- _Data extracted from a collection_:

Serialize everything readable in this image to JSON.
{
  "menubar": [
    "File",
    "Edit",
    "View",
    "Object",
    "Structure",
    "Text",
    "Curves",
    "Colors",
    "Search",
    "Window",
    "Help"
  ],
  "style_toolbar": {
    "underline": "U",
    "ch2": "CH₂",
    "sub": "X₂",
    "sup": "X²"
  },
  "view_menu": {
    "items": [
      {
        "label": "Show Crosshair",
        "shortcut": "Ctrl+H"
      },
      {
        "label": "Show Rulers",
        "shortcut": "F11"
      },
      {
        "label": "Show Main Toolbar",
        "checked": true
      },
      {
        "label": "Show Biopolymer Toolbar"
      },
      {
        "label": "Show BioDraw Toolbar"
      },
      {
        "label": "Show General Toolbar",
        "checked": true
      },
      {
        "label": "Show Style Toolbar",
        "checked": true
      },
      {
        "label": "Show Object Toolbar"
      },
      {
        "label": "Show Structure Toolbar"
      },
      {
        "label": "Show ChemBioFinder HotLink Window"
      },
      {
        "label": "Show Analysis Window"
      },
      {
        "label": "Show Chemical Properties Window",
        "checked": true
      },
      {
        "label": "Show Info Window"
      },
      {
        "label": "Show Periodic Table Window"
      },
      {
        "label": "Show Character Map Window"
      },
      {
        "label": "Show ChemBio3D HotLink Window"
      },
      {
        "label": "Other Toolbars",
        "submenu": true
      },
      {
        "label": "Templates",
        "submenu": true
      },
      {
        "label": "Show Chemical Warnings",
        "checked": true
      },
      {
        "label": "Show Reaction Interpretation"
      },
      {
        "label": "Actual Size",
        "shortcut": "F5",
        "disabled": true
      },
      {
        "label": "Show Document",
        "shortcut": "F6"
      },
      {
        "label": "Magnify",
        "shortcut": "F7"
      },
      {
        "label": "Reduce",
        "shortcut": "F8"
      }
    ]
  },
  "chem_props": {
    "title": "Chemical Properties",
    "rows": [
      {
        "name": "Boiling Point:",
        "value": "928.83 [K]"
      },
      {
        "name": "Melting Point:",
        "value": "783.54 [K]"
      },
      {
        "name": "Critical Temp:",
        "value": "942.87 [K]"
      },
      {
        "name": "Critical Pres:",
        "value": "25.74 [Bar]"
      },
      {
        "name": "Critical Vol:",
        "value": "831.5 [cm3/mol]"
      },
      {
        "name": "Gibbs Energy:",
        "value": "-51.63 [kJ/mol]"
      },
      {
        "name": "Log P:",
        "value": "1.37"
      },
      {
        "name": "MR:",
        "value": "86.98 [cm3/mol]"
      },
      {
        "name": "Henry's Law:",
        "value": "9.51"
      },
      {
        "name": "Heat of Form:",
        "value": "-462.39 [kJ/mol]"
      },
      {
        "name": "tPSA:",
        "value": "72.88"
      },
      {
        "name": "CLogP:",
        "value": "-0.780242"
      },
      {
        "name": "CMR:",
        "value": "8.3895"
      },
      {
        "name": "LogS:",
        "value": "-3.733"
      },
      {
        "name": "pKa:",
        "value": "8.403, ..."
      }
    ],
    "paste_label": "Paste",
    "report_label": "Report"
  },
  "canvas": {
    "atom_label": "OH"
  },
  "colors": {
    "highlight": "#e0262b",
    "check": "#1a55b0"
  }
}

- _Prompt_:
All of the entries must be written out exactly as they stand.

- _Written solution_:
Serialize everything readable in this image to JSON.
{
  "menubar": [
    "File",
    "Edit",
    "View",
    "Object",
    "Structure",
    "Text",
    "Curves",
    "Colors",
    "Search",
    "Window",
    "Help"
  ],
  "style_toolbar": {
    "underline": "U",
    "ch2": "CH₂",
    "sub": "X₂",
    "sup": "X²"
  },
  "view_menu": {
    "items": [
      {
        "label": "Show Crosshair",
        "shortcut": "Ctrl+H"
      },
      {
        "label": "Show Rulers",
        "shortcut": "F11"
      },
      {
        "label": "Show Main Toolbar",
        "checked": true
      },
      {
        "label": "Show Biopolymer Toolbar"
      },
      {
        "label": "Show BioDraw Toolbar"
      },
      {
        "label": "Show General Toolbar",
        "checked": true
      },
      {
        "label": "Show Style Toolbar",
        "checked": true
      },
      {
        "label": "Show Object Toolbar"
      },
      {
        "label": "Show Structure Toolbar"
      },
      {
        "label": "Show ChemBioFinder HotLink Window"
      },
      {
        "label": "Show Analysis Window"
      },
      {
        "label": "Show Chemical Properties Window",
        "checked": true
      },
      {
        "label": "Show Info Window"
      },
      {
        "label": "Show Periodic Table Window"
      },
      {
        "label": "Show Character Map Window"
      },
      {
        "label": "Show ChemBio3D HotLink Window"
      },
      {
        "label": "Other Toolbars",
        "submenu": true
      },
      {
        "label": "Templates",
        "submenu": true
      },
      {
        "label": "Show Chemical Warnings",
        "checked": true
      },
      {
        "label": "Show Reaction Interpretation"
      },
      {
        "label": "Actual Size",
        "shortcut": "F5",
        "disabled": true
      },
      {
        "label": "Show Document",
        "shortcut": "F6"
      },
      {
        "label": "Magnify",
        "shortcut": "F7"
      },
      {
        "label": "Reduce",
        "shortcut": "F8"
      }
    ]
  },
  "chem_props": {
    "title": "Chemical Properties",
    "rows": [
      {
        "name": "Boiling Point:",
        "value": "928.83 [K]"
      },
      {
        "name": "Melting Point:",
        "value": "783.54 [K]"
      },
      {
        "name": "Critical Temp:",
        "value": "942.87 [K]"
      },
      {
        "name": "Critical Pres:",
        "value": "25.74 [Bar]"
      },
      {
        "name": "Critical Vol:",
        "value": "831.5 [cm3/mol]"
      },
      {
        "name": "Gibbs Energy:",
        "value": "-51.63 [kJ/mol]"
      },
      {
        "name": "Log P:",
        "value": "1.37"
      },
      {
        "name": "MR:",
        "value": "86.98 [cm3/mol]"
      },
      {
        "name": "Henry's Law:",
        "value": "9.51"
      },
      {
        "name": "Heat of Form:",
        "value": "-462.39 [kJ/mol]"
      },
      {
        "name": "tPSA:",
        "value": "72.88"
      },
      {
        "name": "CLogP:",
        "value": "-0.780242"
      },
      {
        "name": "CMR:",
        "value": "8.3895"
      },
      {
        "name": "LogS:",
        "value": "-3.733"
      },
      {
        "name": "pKa:",
        "value": "8.403, ..."
      }
    ],
    "paste_label": "Paste",
    "report_label": "Report"
  },
  "canvas": {
    "atom_label": "OH"
  },
  "colors": {
    "highlight": "#e0262b",
    "check": "#1a55b0"
  }
}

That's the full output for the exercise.